"Lost in Space," starring Max Jenkins (L) and Mina Sundwall, returns Wednesday. Photo courtesy of Netflix
NEW YORK, Dec. 1 (UPI) -- Mina Sundwall says the kids are alright, but growing up fast, when Season 3 of the family sci-fi adventure series, Lost in Space, premieres Wednesday on Netflix.
The show follows Maureen Robinson (Molly Parker) and her husband John (Toby Stephens) as they lead a group of survivors -- including their kids Penny (Sundwall,) Judy (Taylor Russell) and Will (Maxwell Jenkins) -- on a dangerous journey to colonize a new planet after a cataclysmic event on Earth.
It is loosely based on the 1960s TV show of the same name and Johann David Wyss' 19th-century novel, Swiss Family Robinson.
Season 2 of the latest incarnation of the tale ended with the children and their parents off course, on separate spaceships with dwindling resources and fleeing killer robots.
"There is a time jump, so it's been a year of them having to face these challenges of living on their own without the support system of John and Maureen, which is the support system of their parents, but also the support system of a Navy Seal and a rocket scientist," Sundwall told UPI in a recent phone interview. "It really expedited their maturity."
Because Judy is the ship's captain, she is responsible for 97 children, which takes its toll on her and strains her relationships with her siblings.
"Penny and Judy go head-to-head because it is difficult as a teenager who is finding her independence to take orders, especially from her sister," Sundwall said.
"Because they have been in the same place for a year, they've fallen into a routine when we first see them, which I think is quite interesting because it is rare that the Robinsons are ever in a routine."
The kids are trying to make the best lives they can for themselves while they work toward reuniting with their parents and ultimately reaching their final destination of a habitable planet in the Alpha Centauri system.
"They just want to go home. They're done," Sundwall laughed.
The actress began to work on the show five years ago when she was 15. Playing Penny has allowed her to explore drama, comedy, action and just about everything in-between. She said the experience has taught her a lot about how to develop a good work ethic, collaborate with a team and care about the details of the story.
"It was the biggest set I've ever stepped on with [special] effects I'd never done and stunts I'd never seen done in front of me," she said. "It's been really special to grow up as the character is growing up."
Jenkins, 16, also got the chance to evolve at the same rate Will does on screen.
"We wanted to show that Will Robinson was just like a normal kid," Jenkins said in a phone interview.
"We wanted to take him on that hero's journey. In the first season, he starts out as a scared little kid and then, through every crazy, wild event that our writers have written for us, he finishes the series as a young adult."
Will is under a lot of pressure to solve the technological problems that arise at the beginning of Season 3. Having to answer to big sister Judy doesn't make his life any easier.
"He's making his own decisions and dealing with those consequences," Jenkins said.
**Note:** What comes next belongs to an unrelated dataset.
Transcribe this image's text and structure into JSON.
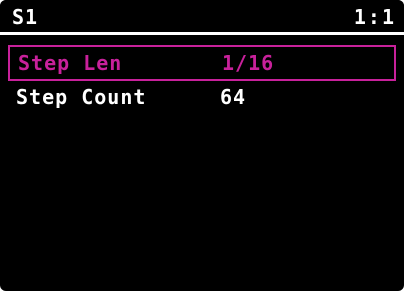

"They aren't really connecting on the same level as they did when they had their parents to be leaders," Jenkins added. "He has a hard time asking for help. He has a hard time opening up to his family about his problems. He thinks it's up to him to save the world."
Appearing together for a joint Zoom chat, Parker, Stephens and Serricchio told UPI they are satisfied with how their characters wrapped up in this final season.
But they are holding out hope there might be more missions for the Robinson family in the future.
"I certainly have mixed feelings about getting to the end of this story," Parker said.
"It doesn't feel as if these people's lives are over. I think we leave them in a place where there is an incredible amount of potential for adventures to come. I love working with this group so much. [Ending] was bittersweet, for sure."
"I think what's good is leaving an audience wanting more and I think that this does that," Stephens added.
Serricchio would love to see his spaceship mechanic, Don West, and his pet chicken, Debbie, get a Lost in Space spinoff.
"We don't know enough," Serricchio said. "I want to know where this guy is from. I want to know his background."
Stephens thinks the Robinsons' tale has endured for as long as it has because it is steeped in emotional authenticity, with the resourceful Robinsons' frontier adventures a metaphor for everyone's family's journey through life.
"Not only do we go through the bumps of just normal things happening, but also all our children growing up and becoming their own people," he said. "It is really aspirational. They all have their faults, as we all do, but they are all trying to be better people."